Bengaluru, Feb 15, 2017: Rewind to September 27, 2015. It was a rare sight for Bengalureans, who have a first-hand experience of how Tamil Nadu politics works.
Thousands of AIADMK party workers, including just expelled O Paneeer Selvam, had come to the city to extend a moral support to their leader, ‘Amma’ J Jayalalithaa, who was facing a trial in a disproportionate assets case. She had appeared before the special court judge, personally, in this matter.
They braved the hot sun and stood at the entrance of Parappana Agrahara central prison hoping to take back their ‘amma’ with them. But Special Court Judge John Michael D’Cunha’s order dampened their spirits.
Much before today’s conviction by the SC, J Jayalalithaa, V K Sasikala Natrajan and others were sentenced to four years imprisonment along with a fine of Rs 100 crores. This was the first case in South India where a high profile political leader – a chief minister to be precise – was sentenced for corruption.
Soon, the noisy chants of ‘amma’ turned into a deafening silence as men and women were seen sobbing beating their chests. By evening ‘amma’, who came in a convoy of Z plus security, was packed off to a tiny cell at Parappana Agrahara central prison along with the other accused VK Sasikala Natrajan, Elavarasi and Sudhakaran. Judge D’ Cunha had upset the apple cart of Jayalalithaa and company when he sentenced them to four years imprisonment.
D’Cunha, who is now a registrar general at the High Court of Karnataka, had directed confiscation of movable and immovable properties of the accused.
There was a mixed response from many leaders in Tamil Nadu over the order. While the opposition hailed D’ Cunha as hero, the AIADMK cadre called it a conspiracy. But the Mangaluru-based judge stuck to the decorum of judiciary and refused to comment anything on the matter, like he had done earlier after rejecting the bail plea of Uma Bharati, when she faced arrest for hoisting the tri-colour flag at the Hubli’s Idgah Maidan.
Upholding the trial court order, the SC observed that the court was right in sentencing the accused. Expressing deep concern over the illegal wealth, the court observed that it was a deep-rooted conspiratorial design to amass vast assets without any compunction. The bench, surprised over the wealth accumulated by the accused, termed the magnitude of the nefarious gains "startling”.

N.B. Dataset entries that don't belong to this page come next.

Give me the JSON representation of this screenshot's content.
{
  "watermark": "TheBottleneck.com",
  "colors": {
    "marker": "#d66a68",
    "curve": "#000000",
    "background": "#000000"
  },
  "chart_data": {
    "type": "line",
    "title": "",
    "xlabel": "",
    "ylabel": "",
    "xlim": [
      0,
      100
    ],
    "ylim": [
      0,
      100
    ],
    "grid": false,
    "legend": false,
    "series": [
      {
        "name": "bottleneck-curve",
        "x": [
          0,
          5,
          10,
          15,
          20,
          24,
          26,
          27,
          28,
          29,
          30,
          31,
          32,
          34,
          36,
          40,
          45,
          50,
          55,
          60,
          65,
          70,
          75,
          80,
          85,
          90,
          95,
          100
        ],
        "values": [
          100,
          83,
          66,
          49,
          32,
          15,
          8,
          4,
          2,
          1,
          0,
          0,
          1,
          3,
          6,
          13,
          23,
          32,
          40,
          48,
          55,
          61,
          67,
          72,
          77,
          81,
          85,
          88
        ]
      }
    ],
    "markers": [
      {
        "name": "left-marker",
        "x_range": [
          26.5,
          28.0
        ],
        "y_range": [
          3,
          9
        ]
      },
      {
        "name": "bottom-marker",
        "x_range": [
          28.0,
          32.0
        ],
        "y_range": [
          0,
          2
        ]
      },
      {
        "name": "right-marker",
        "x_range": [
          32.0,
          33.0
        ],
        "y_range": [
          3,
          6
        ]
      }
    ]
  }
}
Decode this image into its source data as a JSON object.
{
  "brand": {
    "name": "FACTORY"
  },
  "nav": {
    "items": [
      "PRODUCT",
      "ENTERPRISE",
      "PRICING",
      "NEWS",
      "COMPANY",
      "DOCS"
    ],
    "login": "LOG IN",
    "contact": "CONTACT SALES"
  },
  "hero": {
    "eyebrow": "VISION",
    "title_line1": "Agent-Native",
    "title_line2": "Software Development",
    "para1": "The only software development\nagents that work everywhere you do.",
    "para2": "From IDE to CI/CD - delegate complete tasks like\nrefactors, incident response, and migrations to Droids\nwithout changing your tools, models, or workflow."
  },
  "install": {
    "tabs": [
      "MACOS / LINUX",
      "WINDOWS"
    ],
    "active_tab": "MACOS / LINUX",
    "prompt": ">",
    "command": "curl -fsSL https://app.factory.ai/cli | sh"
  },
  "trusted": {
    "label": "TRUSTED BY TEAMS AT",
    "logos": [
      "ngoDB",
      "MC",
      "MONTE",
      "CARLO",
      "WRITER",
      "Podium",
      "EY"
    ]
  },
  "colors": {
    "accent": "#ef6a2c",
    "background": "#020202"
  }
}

Interestingly, High Court Justice C R Kumaraswamy, while hearing an appeal, had acquitted Jayalalithaa and other accused observing that the accused were entitled for acquittal as the margin of disproportionate assets was within 10 per cent.
Experts feel that the apex court verdict has shown Karnataka high court order in a bad light. However, the consolation lies in the special court verdict, which was upheld by the SC as “flawless”.